Jacobs hits the right tone in post victory remarks
During the campaign, Mike Jacobs struck many as pompous, a bit arrogant, and prone to going over the top, blowing his own horn in an often off-putting way. Many had expressed their hopes that if Jacobs won the primary as expected, given the way he was installed in office and his numorous rookie misteps and gaffes, he might at least muster a little well justified humility.
Though he still shows that it's hard for him to stay out of self-hype mode for long even while celebrating his first election to office, Jacobs does display some long awaited humility and grace in this piece by the Dispatch/Argus' Kurt Allemeier.
For those who have waited so long to hear a glimmer of realization that he really is amazingly fortunate to find himself where he is, it comes as better late than never.
Rural counties carried the day for Mike Jacobs in the Democratic primary for state senate District 36, he told supporters Tuesday.Am I the only one amazed to find out that Jacobs was polling 10 points down 10 days out from the election? That explains a lot.
Mr. Jacobs, appointed to the seat last February when his father, Denny Jacobs, retired, won the nomination with 56 percent of the vote. He faces Republican James Beals, of Moline, in November's general election.
According to unofficial final results districtwide, Mr. Jacobs finished with 8,280 votes to challenger Paul Rumler's 6,511.
He admitted that internal polls had him trailing by 10 percent 10 days before the primary.
"You can read anything you want into the numbers," he said. "In a Democratic primary, 52-48 is a landslide. We began to work the streets; we beat them in the precincts. People were really attracted to my message."
He pointed to his work on a riverfront campus for Western Illinois University and drawing additional education funding to the district as what tipped the voters' pens in his favor.
He dismissed the close race with newcomer Mr. Rumler, who lacked the financial support of Mr. Jacobs.
"Paul had seven months to knock on doors while I was in Springfield," he said, "and I had some baggage coming in. Hopefully that baggage is behind me."
He praised voters in Henry, Mercer, Whiteside, and Carroll counties for supporting him and pointed to his record on agricultural issues for their support.
"I do have the highest Farm Bureau rating in the state and I supported ethanol production," he said.
He praised Mr. Rumler for his hard work and hard-fought campaign and reached out to him, wanting to meet with his foe and possibly work together.
Mr. Jacobs said he's had tough political shoes to fill, following the footsteps of his father as well as his grandfather, Orel "Jake" Jacobs, who served in the state House of Representatives.
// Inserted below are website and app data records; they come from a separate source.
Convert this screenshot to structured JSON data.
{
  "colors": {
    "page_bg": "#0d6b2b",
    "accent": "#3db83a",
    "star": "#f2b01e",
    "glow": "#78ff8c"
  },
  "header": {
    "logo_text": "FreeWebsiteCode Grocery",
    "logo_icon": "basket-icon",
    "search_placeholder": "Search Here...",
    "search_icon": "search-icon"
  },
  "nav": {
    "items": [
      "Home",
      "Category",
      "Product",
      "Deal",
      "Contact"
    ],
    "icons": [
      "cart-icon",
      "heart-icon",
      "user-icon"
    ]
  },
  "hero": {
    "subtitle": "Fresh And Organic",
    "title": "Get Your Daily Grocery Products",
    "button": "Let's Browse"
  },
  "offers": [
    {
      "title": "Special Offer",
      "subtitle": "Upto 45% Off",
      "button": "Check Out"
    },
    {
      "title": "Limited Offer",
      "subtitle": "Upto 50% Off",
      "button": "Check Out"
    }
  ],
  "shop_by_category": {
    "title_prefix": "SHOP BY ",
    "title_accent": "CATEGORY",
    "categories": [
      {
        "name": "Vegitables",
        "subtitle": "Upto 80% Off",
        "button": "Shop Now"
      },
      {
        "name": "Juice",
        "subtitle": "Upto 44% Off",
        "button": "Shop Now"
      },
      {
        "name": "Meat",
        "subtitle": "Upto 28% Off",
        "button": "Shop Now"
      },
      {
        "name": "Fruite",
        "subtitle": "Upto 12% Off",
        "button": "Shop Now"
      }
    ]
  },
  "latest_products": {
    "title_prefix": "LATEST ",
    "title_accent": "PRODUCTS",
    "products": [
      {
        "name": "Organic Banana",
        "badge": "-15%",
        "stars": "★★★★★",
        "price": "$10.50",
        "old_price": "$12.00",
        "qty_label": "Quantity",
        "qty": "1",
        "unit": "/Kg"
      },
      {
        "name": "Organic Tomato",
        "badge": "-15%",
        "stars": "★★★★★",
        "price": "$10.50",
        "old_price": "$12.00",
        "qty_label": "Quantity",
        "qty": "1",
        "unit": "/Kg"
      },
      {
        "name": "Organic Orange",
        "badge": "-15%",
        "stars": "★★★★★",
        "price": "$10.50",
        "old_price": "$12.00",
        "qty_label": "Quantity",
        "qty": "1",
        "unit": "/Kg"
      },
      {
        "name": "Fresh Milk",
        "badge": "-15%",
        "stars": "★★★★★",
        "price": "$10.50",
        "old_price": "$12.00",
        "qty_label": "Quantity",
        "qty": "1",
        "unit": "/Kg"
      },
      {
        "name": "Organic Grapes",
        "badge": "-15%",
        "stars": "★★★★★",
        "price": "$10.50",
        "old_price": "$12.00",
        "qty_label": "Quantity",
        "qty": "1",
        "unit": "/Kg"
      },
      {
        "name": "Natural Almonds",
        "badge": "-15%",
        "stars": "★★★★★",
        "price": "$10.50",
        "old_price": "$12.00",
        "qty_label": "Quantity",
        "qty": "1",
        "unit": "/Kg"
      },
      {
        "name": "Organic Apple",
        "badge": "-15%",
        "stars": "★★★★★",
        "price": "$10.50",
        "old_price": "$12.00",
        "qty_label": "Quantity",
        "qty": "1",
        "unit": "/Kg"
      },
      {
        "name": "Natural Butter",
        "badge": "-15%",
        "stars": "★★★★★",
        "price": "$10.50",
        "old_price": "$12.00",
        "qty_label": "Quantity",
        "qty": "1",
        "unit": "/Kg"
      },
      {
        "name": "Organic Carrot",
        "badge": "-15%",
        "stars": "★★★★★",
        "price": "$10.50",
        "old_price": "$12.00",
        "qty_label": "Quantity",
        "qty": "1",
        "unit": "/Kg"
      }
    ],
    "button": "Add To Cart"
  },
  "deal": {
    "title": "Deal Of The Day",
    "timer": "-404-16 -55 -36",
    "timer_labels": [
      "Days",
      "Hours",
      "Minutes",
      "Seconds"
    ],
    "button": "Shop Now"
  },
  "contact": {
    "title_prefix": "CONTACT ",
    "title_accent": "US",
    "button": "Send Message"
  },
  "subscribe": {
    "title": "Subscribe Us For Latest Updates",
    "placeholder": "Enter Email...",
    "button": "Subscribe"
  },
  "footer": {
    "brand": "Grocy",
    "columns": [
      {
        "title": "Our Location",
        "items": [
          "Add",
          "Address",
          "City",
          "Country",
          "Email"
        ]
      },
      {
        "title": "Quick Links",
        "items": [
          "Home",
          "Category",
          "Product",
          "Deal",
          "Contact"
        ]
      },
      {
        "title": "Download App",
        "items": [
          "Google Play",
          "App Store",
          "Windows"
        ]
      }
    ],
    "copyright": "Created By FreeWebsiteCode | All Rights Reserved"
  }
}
He also said he learned from both: from his grandfather to fight for the underdog, and from his father to stand up for what he believes in.
"Hopefully, now people will just think of me as Mike," he told supporters at a raucous gathering at the East Moline American Legion hall.
Several local elected officials were on hand for Mr. Jacobs' party, including Rep. Pat Verschoore, D-Milan, who was unchallenged in his primary, Rock Island County State's Attorney Jeff Terronez, and members of the staffs of U.S. Sen. Barack Obama, D-Ill., and U.S. Rep. Lane Evans, D-Rock Island.
Most of all, Mr. Jacobs thanked his family, from his parents to his sisters and brothers, and his wife, Beth, and son Elliott. Elliott, who wasn't on hand to hear his father's victory speech, was worried when the early numbers that weren't favorable to his father came in.
Congratulations to Sen. Jacobs, his family and supporters on his win. He's now officially an elected official and no one can take that away from him. And I'm sure that now that he's punched that ticket and shrugged that very large monkey off his back, he can go on to prove skeptics wrong and earn our support.